(Problem): Report all lines of the records that contain "Manage".

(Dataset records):
————————
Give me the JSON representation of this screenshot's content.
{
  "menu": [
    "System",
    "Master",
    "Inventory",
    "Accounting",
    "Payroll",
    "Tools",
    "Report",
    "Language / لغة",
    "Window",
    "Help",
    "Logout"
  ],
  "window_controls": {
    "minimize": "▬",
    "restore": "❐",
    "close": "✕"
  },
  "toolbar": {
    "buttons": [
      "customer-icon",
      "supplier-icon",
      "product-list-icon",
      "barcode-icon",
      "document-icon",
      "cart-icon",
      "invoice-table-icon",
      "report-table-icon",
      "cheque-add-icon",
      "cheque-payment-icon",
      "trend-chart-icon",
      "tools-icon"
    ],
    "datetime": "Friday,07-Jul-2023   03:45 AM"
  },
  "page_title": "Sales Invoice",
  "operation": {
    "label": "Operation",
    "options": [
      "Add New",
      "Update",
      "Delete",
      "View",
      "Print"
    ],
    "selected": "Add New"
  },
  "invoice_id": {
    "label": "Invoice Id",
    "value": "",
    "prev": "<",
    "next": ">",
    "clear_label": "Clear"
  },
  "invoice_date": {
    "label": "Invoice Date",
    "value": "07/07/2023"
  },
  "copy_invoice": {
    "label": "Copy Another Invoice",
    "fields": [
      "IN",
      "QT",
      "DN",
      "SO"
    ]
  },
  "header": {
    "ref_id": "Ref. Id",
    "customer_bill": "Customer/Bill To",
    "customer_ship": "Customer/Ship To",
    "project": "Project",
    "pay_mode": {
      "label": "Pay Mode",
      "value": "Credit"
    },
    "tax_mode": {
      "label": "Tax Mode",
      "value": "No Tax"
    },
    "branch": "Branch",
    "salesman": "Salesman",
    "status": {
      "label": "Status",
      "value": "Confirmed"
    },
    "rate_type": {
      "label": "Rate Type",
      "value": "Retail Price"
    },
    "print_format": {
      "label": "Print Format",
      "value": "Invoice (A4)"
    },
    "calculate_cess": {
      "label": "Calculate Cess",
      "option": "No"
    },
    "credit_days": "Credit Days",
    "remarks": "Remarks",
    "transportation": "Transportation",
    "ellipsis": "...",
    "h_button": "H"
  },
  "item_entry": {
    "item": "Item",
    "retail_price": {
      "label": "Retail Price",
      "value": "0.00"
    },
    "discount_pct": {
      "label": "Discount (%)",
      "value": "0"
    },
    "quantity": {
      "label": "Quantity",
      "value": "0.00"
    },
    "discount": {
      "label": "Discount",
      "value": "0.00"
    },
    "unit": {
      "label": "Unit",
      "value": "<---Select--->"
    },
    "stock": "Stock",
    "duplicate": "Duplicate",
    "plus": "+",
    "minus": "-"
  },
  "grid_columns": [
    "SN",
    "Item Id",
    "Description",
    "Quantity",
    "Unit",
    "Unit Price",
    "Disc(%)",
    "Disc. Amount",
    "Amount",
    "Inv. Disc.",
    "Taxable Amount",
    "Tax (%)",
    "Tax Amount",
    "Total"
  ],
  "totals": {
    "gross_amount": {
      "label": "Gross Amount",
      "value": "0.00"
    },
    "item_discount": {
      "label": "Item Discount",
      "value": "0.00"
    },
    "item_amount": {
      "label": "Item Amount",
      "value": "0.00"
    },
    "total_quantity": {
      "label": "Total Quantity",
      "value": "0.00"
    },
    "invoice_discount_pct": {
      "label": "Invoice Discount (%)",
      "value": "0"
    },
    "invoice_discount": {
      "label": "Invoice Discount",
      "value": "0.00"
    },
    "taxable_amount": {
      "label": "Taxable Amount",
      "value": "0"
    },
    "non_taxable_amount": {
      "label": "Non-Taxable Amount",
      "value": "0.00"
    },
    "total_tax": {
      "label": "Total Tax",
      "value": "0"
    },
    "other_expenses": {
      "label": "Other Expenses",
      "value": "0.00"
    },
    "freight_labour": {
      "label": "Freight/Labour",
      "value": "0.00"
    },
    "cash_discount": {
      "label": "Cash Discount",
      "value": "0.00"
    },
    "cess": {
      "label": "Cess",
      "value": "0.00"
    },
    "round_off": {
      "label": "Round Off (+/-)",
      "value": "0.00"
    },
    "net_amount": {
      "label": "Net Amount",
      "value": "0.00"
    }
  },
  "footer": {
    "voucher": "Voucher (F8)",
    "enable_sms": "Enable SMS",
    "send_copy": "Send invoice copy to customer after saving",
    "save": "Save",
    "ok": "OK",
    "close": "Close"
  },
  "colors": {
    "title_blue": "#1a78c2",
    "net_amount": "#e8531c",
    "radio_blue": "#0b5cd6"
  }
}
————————
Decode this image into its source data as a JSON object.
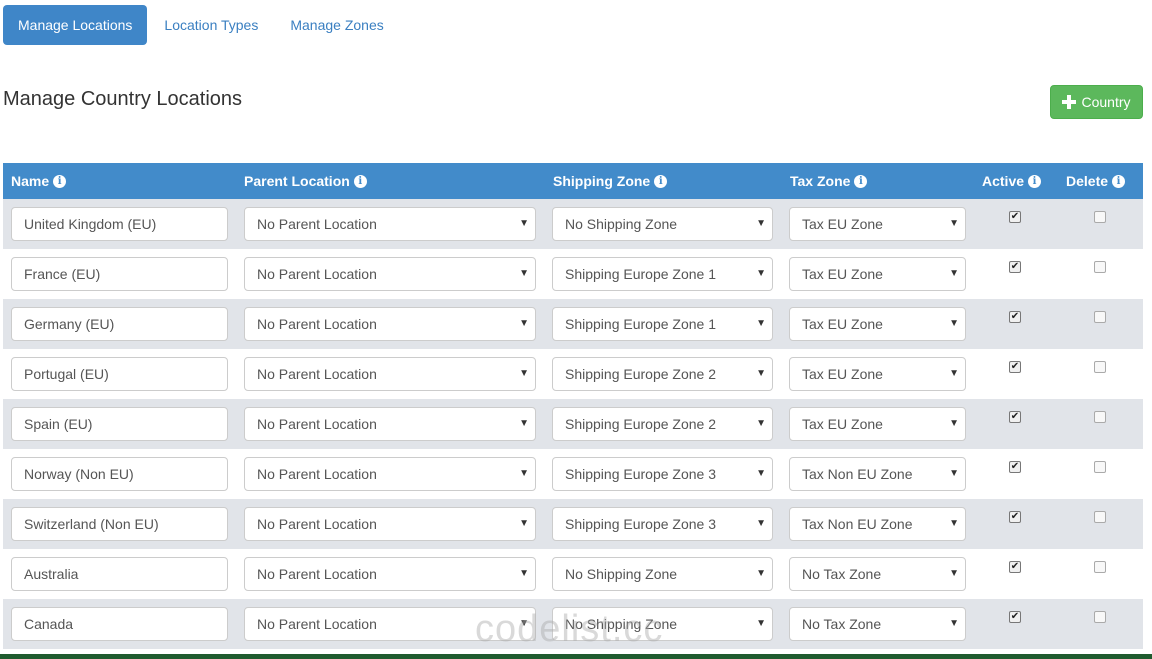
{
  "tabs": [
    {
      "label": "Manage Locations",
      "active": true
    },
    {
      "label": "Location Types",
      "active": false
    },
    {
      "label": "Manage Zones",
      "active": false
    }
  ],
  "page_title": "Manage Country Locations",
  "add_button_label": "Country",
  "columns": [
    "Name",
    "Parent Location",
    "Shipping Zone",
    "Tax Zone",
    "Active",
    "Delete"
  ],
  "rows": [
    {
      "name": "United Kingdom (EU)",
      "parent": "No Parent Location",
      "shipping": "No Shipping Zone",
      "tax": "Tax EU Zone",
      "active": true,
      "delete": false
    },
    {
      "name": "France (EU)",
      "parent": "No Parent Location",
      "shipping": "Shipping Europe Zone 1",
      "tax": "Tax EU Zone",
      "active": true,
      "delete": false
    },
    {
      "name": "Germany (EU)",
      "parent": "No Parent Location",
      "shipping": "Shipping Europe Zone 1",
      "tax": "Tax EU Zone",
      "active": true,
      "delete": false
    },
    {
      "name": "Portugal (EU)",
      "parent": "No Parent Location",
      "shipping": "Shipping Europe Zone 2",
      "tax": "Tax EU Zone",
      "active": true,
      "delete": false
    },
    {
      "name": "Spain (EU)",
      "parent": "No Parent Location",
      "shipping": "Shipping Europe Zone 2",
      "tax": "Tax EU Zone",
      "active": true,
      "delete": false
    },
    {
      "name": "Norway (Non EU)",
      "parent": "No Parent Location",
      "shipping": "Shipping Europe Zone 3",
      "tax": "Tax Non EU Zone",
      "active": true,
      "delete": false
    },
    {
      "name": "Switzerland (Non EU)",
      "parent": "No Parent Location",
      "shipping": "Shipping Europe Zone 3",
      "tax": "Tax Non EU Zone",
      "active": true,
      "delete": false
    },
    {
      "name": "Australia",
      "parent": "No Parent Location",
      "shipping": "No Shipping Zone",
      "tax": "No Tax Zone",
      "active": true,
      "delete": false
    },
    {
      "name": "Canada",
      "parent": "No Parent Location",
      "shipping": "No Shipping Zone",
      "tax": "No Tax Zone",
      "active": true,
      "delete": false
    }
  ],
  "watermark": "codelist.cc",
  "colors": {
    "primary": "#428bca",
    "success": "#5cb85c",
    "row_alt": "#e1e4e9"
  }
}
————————
(Finished task):
      "label": "Manage Locations",
      "label": "Manage Zones",
  "page_title": "Manage Country Locations",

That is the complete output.